FLEMINGTON, NJ – The way Betsy Driver sees it, her victory in the Flemington Borough Council race marks a first for a U.S. election.
Driver, a Democrat, won the election along with independent Michael Harris. Both are newcomers who unseated two incumbent candidates. Although it was a crowded race, many in the borough think Driver won more votes than any other Flemington Borough candidate ever.
But Driver notes her election contains a “footnote.” She believes her victory makes her “only the second person in the world who is open about [his or her] intersex status to be elected to public office.”
The other is her friend Tony Briffa. Briffa is a former mayor and deputy mayor of Hobsons Bay, a city in Victoria, Australia.
The concept of intersex individuals confuses many, according to Driver, who has made it her mission to advocate for intersex persons and to educate the public about them.
“My intersex advocacy is something I am very proud of,” Driver said. “Whenever possible, I enjoy educating people about what it is—a congenital difference in sex characteristics.”
What intersex is not, Driver said, is transgender, hermaphrodite or a gender issue.
Intersex refers to people born with variations of sex characteristics that differ from what medicine considers standard male or female. It may be obvious at birth, or it may not be outwardly apparent.
Driver’s advocacy is rooted in her life story.
“When I was born, the doctors who delivered me were unable to clearly tell my mom and dad whether I was male or female,” she said. “After a couple days, they found a uterus and ovaries.”
A test determined that Driver's chromosomes were standard female, or XX.
“From that moment forward, my body was medicalized and surgically altered without my consent,” Driver said.
It was done to make her “conform to what the doctors felt a female body should look like.” It started when she was only eight months old.
The interventions continued until her mid-to-late teens. The surgeries and hormonal treatments were intended to help her body look and behave more female, “even though [she] always knew [her] gender was female,” she said.
Driver suspects some of the hormone treatments given to her as a teen were partly responsible for the breast and ovarian cancers she would be diagnosed with decades later.
During her childhood, Driver said both of her parents and she were told there were no other children with a body like hers. She knows now that was not true.
In 2001, shortly after discovering the truth about what was done to her body in childhood, Driver co-founded the world’s first online peer support organization for people born with intersex variations.
“Bodies Like Ours was truly ground-breaking,” Driver said. “People throughout the world discovered they were not alone despite a lifetime of being told otherwise.”
A few years later, in 2003, Driver started Intersex Awareness Day “so that people could anchor education efforts around a common day.”

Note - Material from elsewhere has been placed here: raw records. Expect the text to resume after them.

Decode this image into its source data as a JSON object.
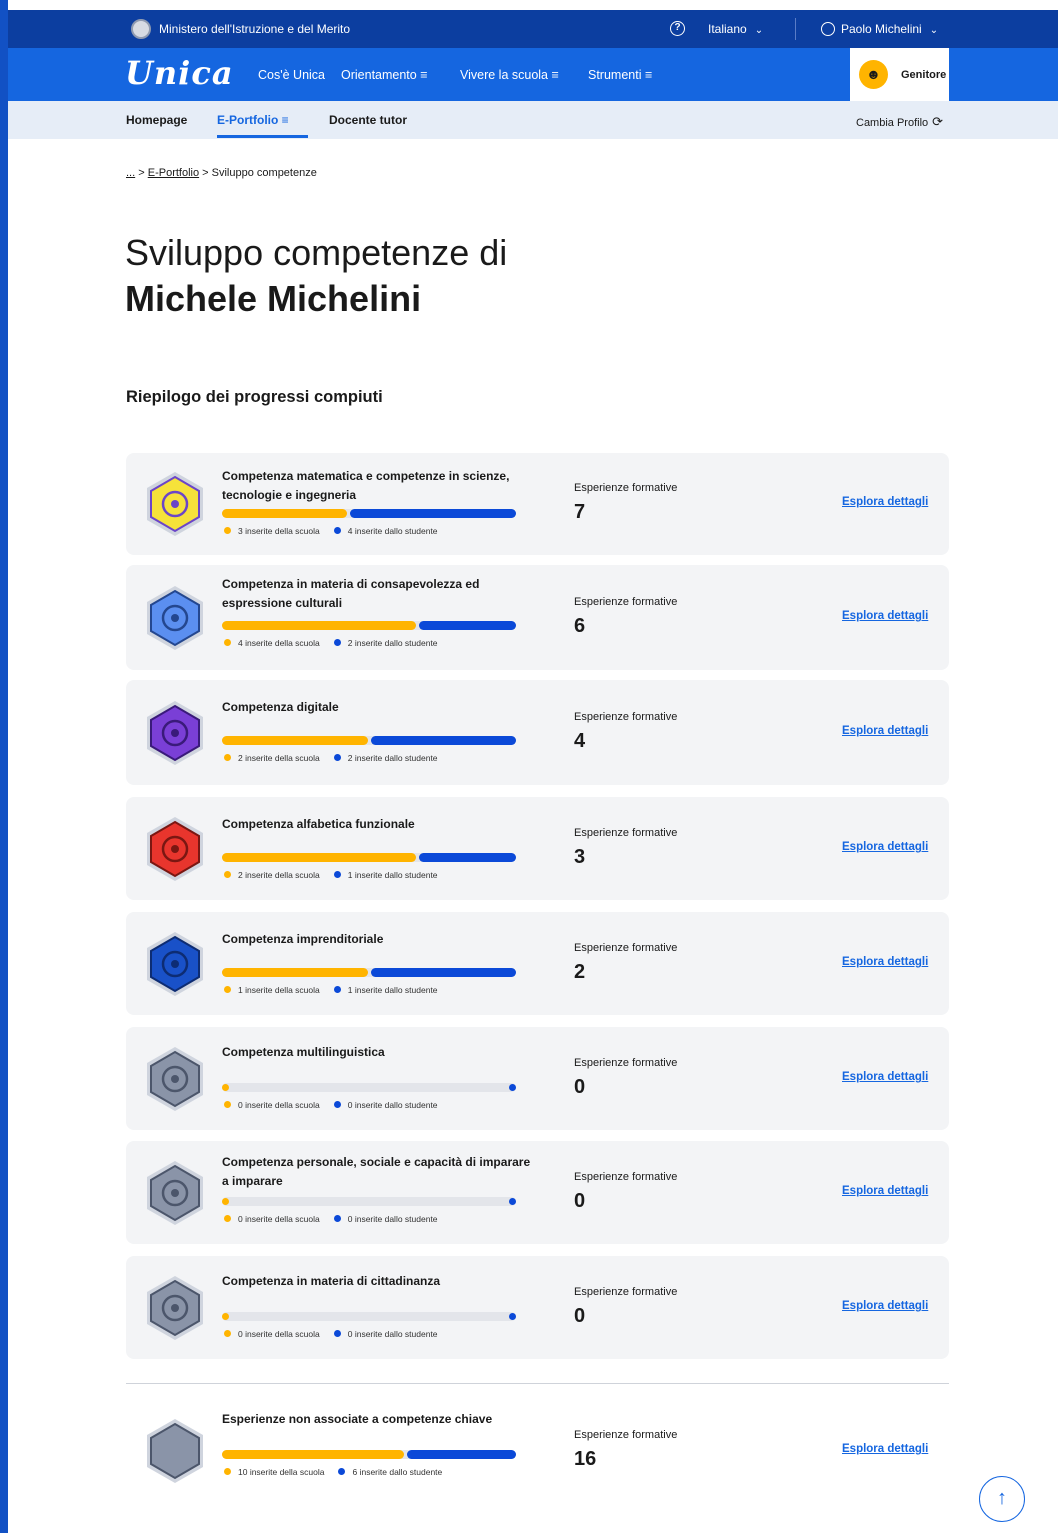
{
  "topbar": {
    "ministry": "Ministero dell'Istruzione e del Merito",
    "language": "Italiano",
    "user": "Paolo Michelini"
  },
  "mainnav": {
    "logo": "Unica",
    "items": [
      "Cos'è Unica",
      "Orientamento ≡",
      "Vivere la scuola ≡",
      "Strumenti ≡"
    ],
    "profile": "Genitore"
  },
  "subnav": {
    "items": [
      "Homepage",
      "E-Portfolio ≡",
      "Docente tutor"
    ],
    "change_profile": "Cambia Profilo"
  },
  "breadcrumb": {
    "ellipsis": "...",
    "sep1": ">",
    "link": "E-Portfolio",
    "sep2": ">",
    "current": "Sviluppo competenze"
  },
  "page": {
    "title_line1": "Sviluppo competenze di",
    "title_line2": "Michele Michelini",
    "summary_title": "Riepilogo dei progressi compiuti"
  },
  "exp_label": "Esperienze formative",
  "explore_label": "Esplora dettagli",
  "competences": [
    {
      "title": "Competenza matematica e competenze in scienze, tecnologie e ingegneria",
      "school": 3,
      "student": 4,
      "total": 7,
      "school_text": "3 inserite della scuola",
      "student_text": "4 inserite dallo studente",
      "badge_color": "#f6e23a",
      "badge_stroke": "#6b45c9",
      "icon": "atom-icon"
    },
    {
      "title": "Competenza in materia di consapevolezza ed espressione culturali",
      "school": 4,
      "student": 2,
      "total": 6,
      "school_text": "4 inserite della scuola",
      "student_text": "2 inserite dallo studente",
      "badge_color": "#5b8ff0",
      "badge_stroke": "#24478f",
      "icon": "books-icon"
    },
    {
      "title": "Competenza digitale",
      "school": 2,
      "student": 2,
      "total": 4,
      "school_text": "2 inserite della scuola",
      "student_text": "2 inserite dallo studente",
      "badge_color": "#7a3fd6",
      "badge_stroke": "#3a1a7a",
      "icon": "monitor-icon"
    },
    {
      "title": "Competenza alfabetica funzionale",
      "school": 2,
      "student": 1,
      "total": 3,
      "school_text": "2 inserite della scuola",
      "student_text": "1 inserite dallo studente",
      "badge_color": "#e8352d",
      "badge_stroke": "#7a1712",
      "icon": "lightbulb-pencil-icon"
    },
    {
      "title": "Competenza imprenditoriale",
      "school": 1,
      "student": 1,
      "total": 2,
      "school_text": "1 inserite della scuola",
      "student_text": "1 inserite dallo studente",
      "badge_color": "#1951c8",
      "badge_stroke": "#0d2c73",
      "icon": "rocket-icon"
    },
    {
      "title": "Competenza multilinguistica",
      "school": 0,
      "student": 0,
      "total": 0,
      "school_text": "0 inserite della scuola",
      "student_text": "0 inserite dallo studente",
      "badge_color": "#8a94a8",
      "badge_stroke": "#4c566b",
      "icon": "globe-letters-icon"
    },
    {
      "title": "Competenza personale, sociale e capacità di imparare a imparare",
      "school": 0,
      "student": 0,
      "total": 0,
      "school_text": "0 inserite della scuola",
      "student_text": "0 inserite dallo studente",
      "badge_color": "#8a94a8",
      "badge_stroke": "#4c566b",
      "icon": "graduation-globe-icon"
    },
    {
      "title": "Competenza in materia di cittadinanza",
      "school": 0,
      "student": 0,
      "total": 0,
      "school_text": "0 inserite della scuola",
      "student_text": "0 inserite dallo studente",
      "badge_color": "#8a94a8",
      "badge_stroke": "#4c566b",
      "icon": "medal-star-icon"
    },
    {
      "title": "Esperienze non associate a competenze chiave",
      "school": 10,
      "student": 6,
      "total": 16,
      "school_text": "10 inserite della scuola",
      "student_text": "6 inserite dallo studente",
      "badge_color": "#8a94a8",
      "badge_stroke": "#4c566b",
      "icon": "empty-hexagon-icon"
    }
  ]
}
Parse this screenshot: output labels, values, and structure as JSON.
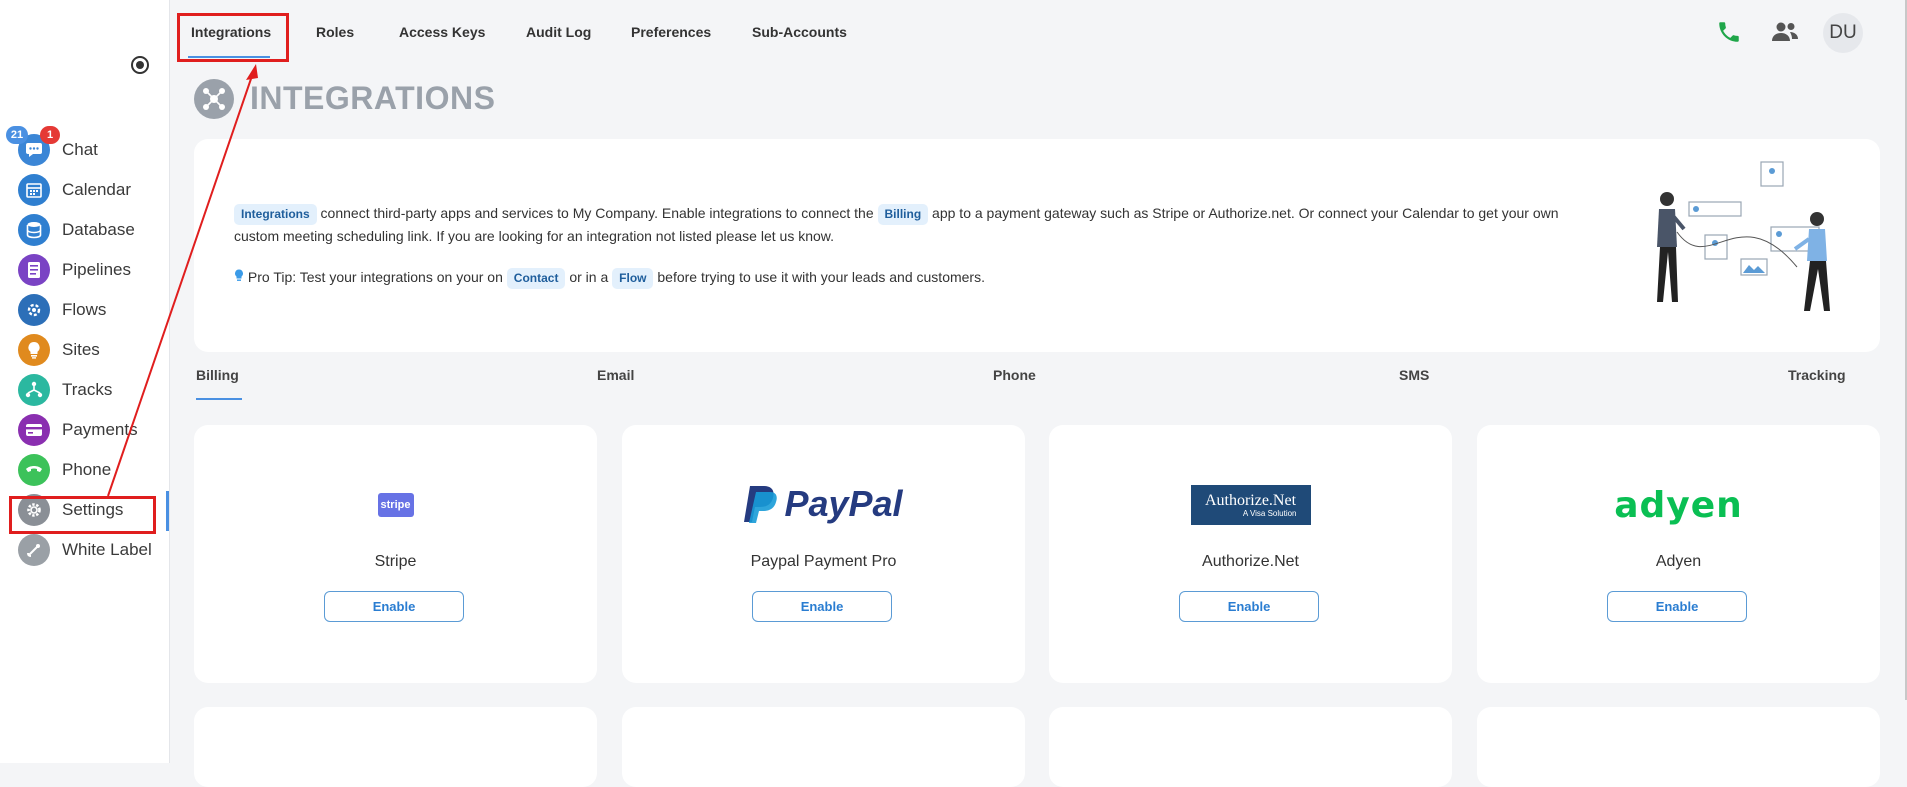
{
  "sidebar": {
    "badges": {
      "chat_count": "21",
      "chat_alert": "1"
    },
    "items": [
      {
        "label": "Chat",
        "icon": "chat-icon",
        "color": "#3b86d6"
      },
      {
        "label": "Calendar",
        "icon": "calendar-icon",
        "color": "#2f7fd0"
      },
      {
        "label": "Database",
        "icon": "database-icon",
        "color": "#2f7fd0"
      },
      {
        "label": "Pipelines",
        "icon": "pipelines-icon",
        "color": "#7a43c4"
      },
      {
        "label": "Flows",
        "icon": "flows-icon",
        "color": "#2c6fb8"
      },
      {
        "label": "Sites",
        "icon": "sites-icon",
        "color": "#e08a1e"
      },
      {
        "label": "Tracks",
        "icon": "tracks-icon",
        "color": "#2bb8a0"
      },
      {
        "label": "Payments",
        "icon": "payments-icon",
        "color": "#8a2fb0"
      },
      {
        "label": "Phone",
        "icon": "phone-icon",
        "color": "#3cc25a"
      },
      {
        "label": "Settings",
        "icon": "gear-icon",
        "color": "#8a8f96"
      },
      {
        "label": "White Label",
        "icon": "white-label-icon",
        "color": "#9aa0a6"
      }
    ]
  },
  "tabs": [
    "Integrations",
    "Roles",
    "Access Keys",
    "Audit Log",
    "Preferences",
    "Sub-Accounts"
  ],
  "header": {
    "avatar_initials": "DU",
    "phone_color": "#1fa64a"
  },
  "page": {
    "title": "INTEGRATIONS"
  },
  "info": {
    "chip_integrations": "Integrations",
    "text_1": " connect third-party apps and services to My Company. Enable integrations to connect the ",
    "chip_billing": "Billing",
    "text_2": " app to a payment gateway such as Stripe or Authorize.net. Or connect your Calendar to get your own custom meeting scheduling link. If you are looking for an integration not listed please let us know.",
    "tip_1": " Pro Tip: Test your integrations on your on ",
    "chip_contact": "Contact",
    "tip_2": " or in a ",
    "chip_flow": "Flow",
    "tip_3": " before trying to use it with your leads and customers."
  },
  "categories": [
    "Billing",
    "Email",
    "Phone",
    "SMS",
    "Tracking"
  ],
  "integrations": [
    {
      "name": "Stripe",
      "logo_text": "stripe",
      "button": "Enable"
    },
    {
      "name": "Paypal Payment Pro",
      "logo_text": "PayPal",
      "button": "Enable"
    },
    {
      "name": "Authorize.Net",
      "logo_text": "Authorize.Net",
      "logo_sub": "A Visa Solution",
      "button": "Enable"
    },
    {
      "name": "Adyen",
      "logo_text": "adyen",
      "button": "Enable"
    }
  ]
}
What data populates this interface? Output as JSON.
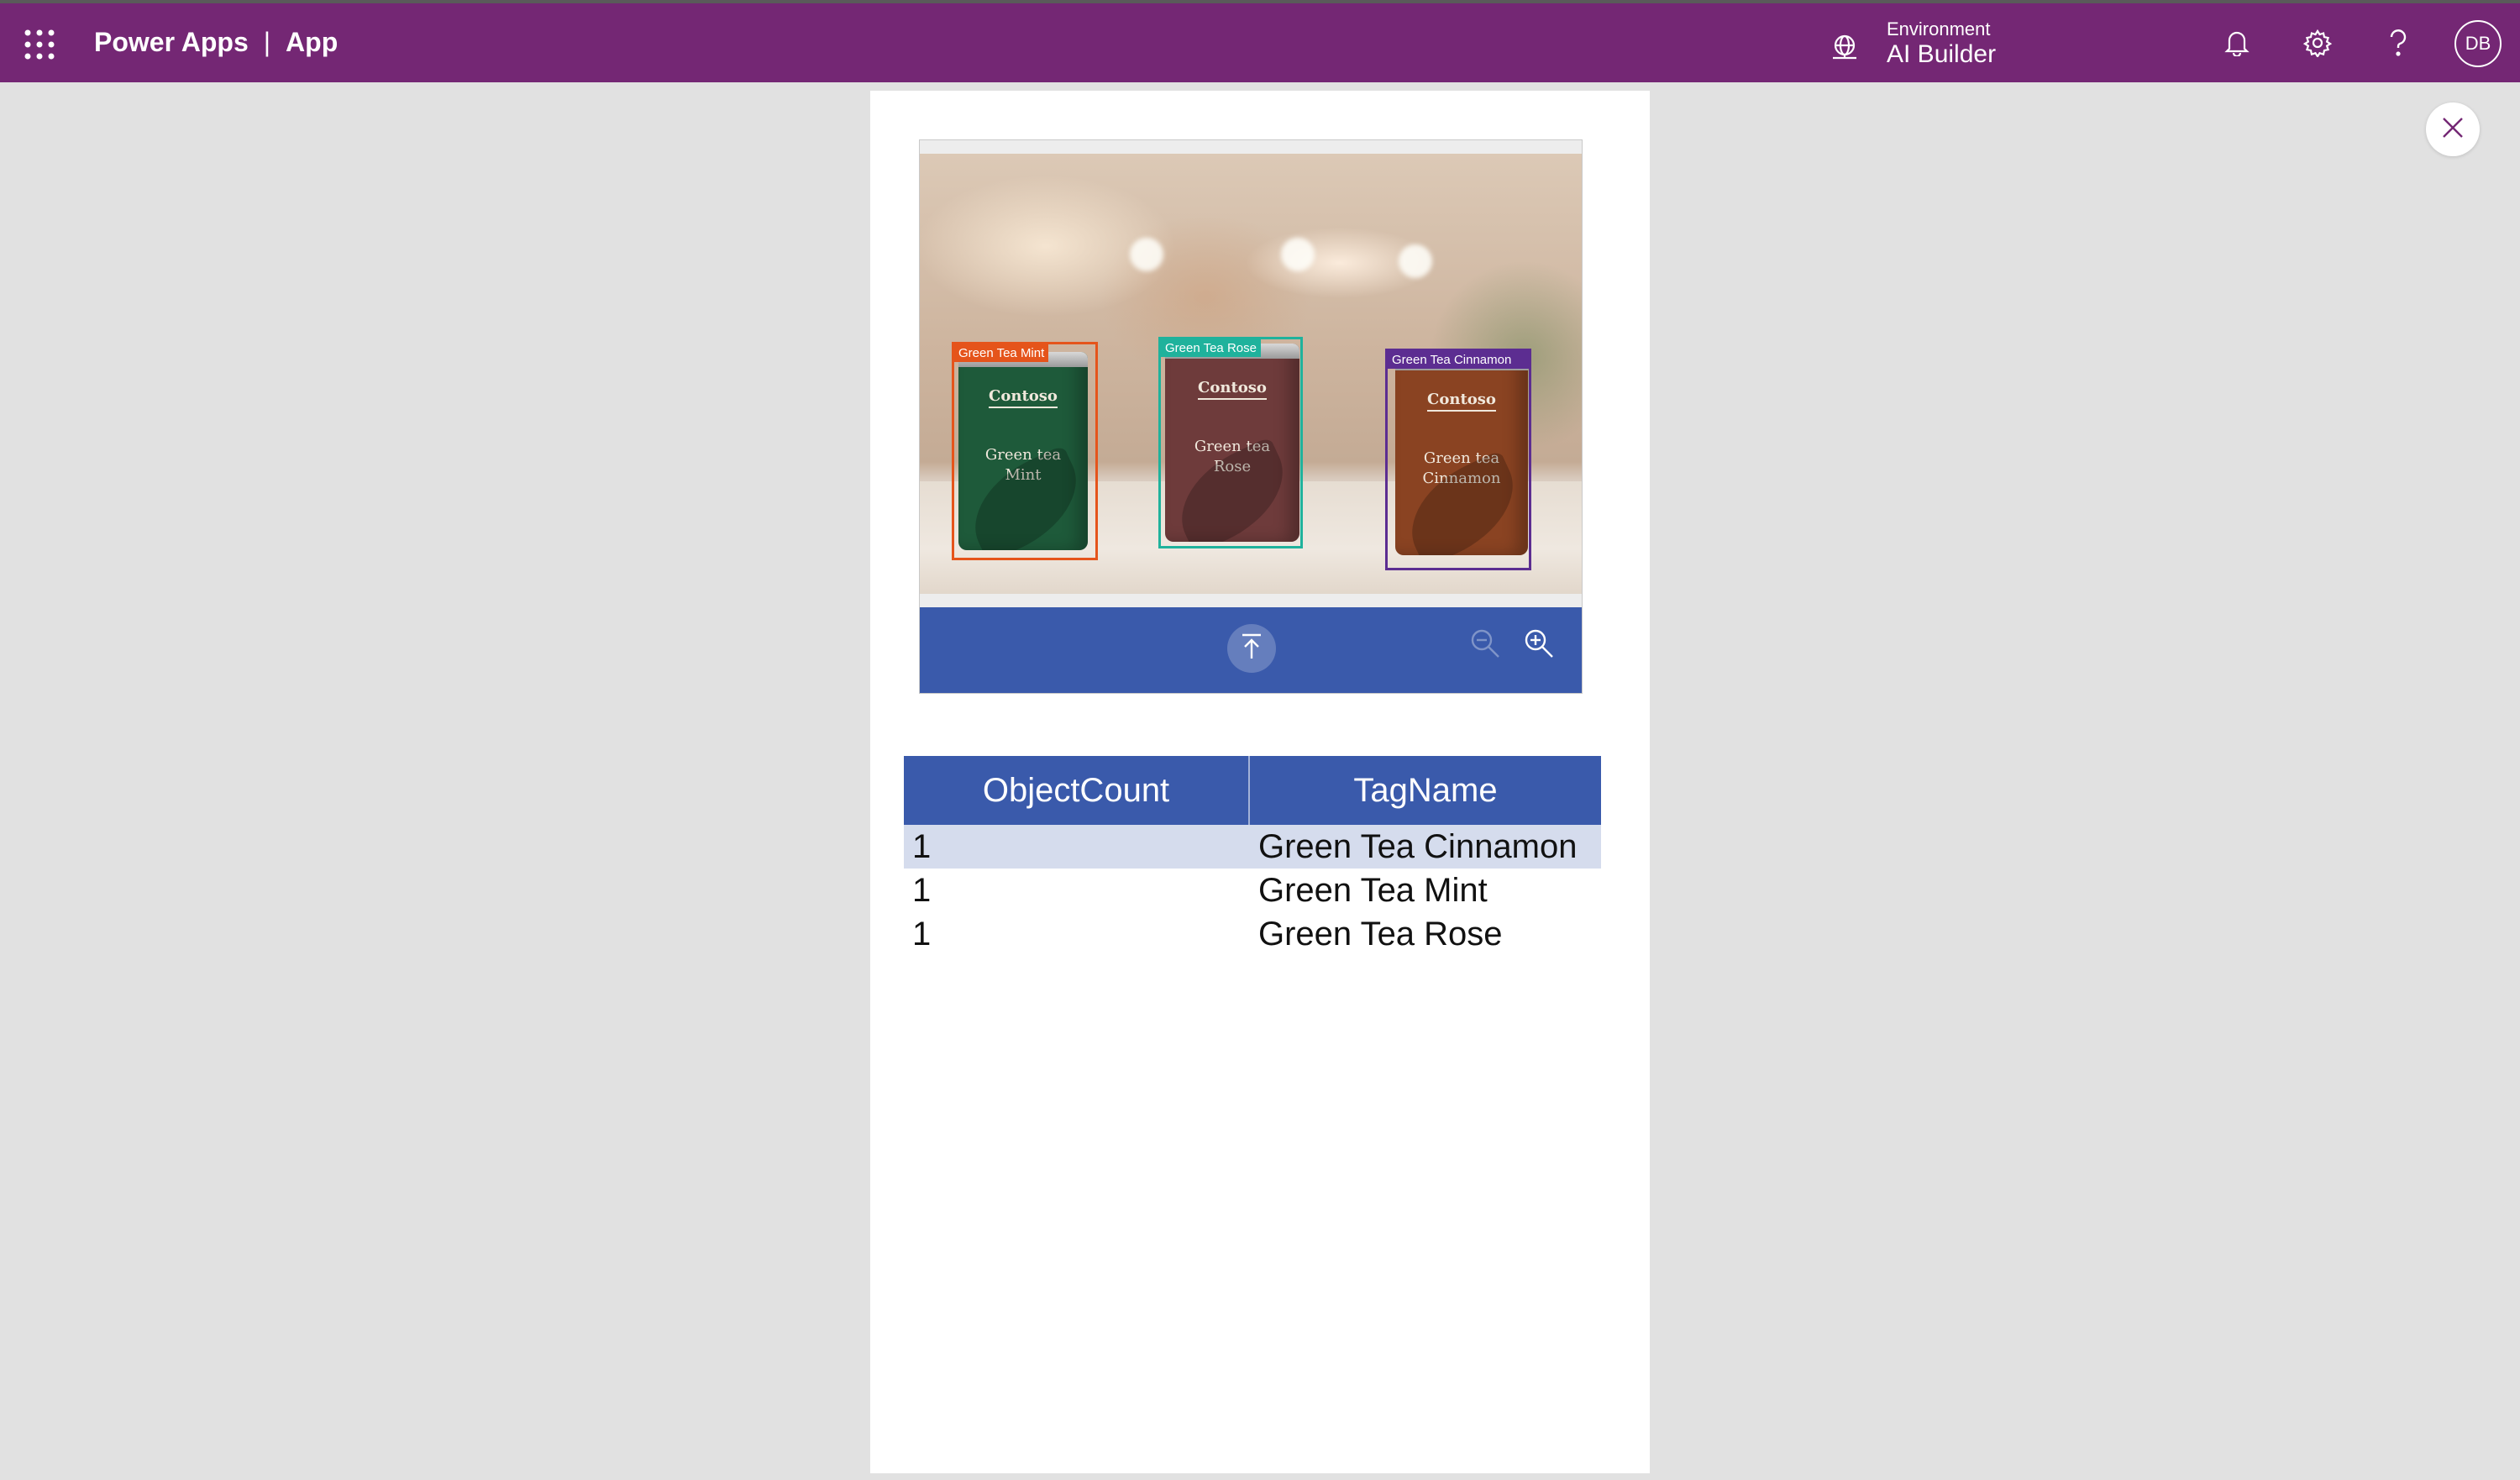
{
  "header": {
    "product": "Power Apps",
    "separator": "|",
    "app": "App",
    "environment_caption": "Environment",
    "environment_name": "AI Builder",
    "avatar_initials": "DB",
    "icons": [
      "waffle-icon",
      "environment-icon",
      "bell-icon",
      "gear-icon",
      "help-icon"
    ],
    "bar_color": "#742774"
  },
  "image_control": {
    "cans": [
      {
        "brand": "Contoso",
        "flavor_line1": "Green tea",
        "flavor_line2": "Mint"
      },
      {
        "brand": "Contoso",
        "flavor_line1": "Green tea",
        "flavor_line2": "Rose"
      },
      {
        "brand": "Contoso",
        "flavor_line1": "Green tea",
        "flavor_line2": "Cinnamon"
      }
    ],
    "detections": [
      {
        "label": "Green Tea Mint",
        "color": "#e5541b"
      },
      {
        "label": "Green Tea Rose",
        "color": "#1fb29c"
      },
      {
        "label": "Green Tea Cinnamon",
        "color": "#5c2d91"
      }
    ],
    "toolbar_color": "#3a5aab",
    "toolbar_icons": [
      "upload-icon",
      "zoom-out-icon",
      "zoom-in-icon"
    ]
  },
  "results_table": {
    "columns": [
      "ObjectCount",
      "TagName"
    ],
    "rows": [
      {
        "count": "1",
        "tag": "Green Tea Cinnamon"
      },
      {
        "count": "1",
        "tag": "Green Tea Mint"
      },
      {
        "count": "1",
        "tag": "Green Tea Rose"
      }
    ]
  }
}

Since then, Intersex Awareness Day has been recognized by many governments, including the U.S. State Department. The U.N. has marked it with proclamations and informational publications.
Driver has traveled the world as she works on a book of stories and photos of people with intersex variations. Estimates of how many people are affected by differences in sex characteristics range from .2 percent up to 1.7 percent, according to Driver.
But intersex was not part of Driver’s campaign platform; she ran as a conventional candidate.
“The people have spoken,” Driver said. “I think a mandate regarding the future of downtown Flemington has been issued by the residents.”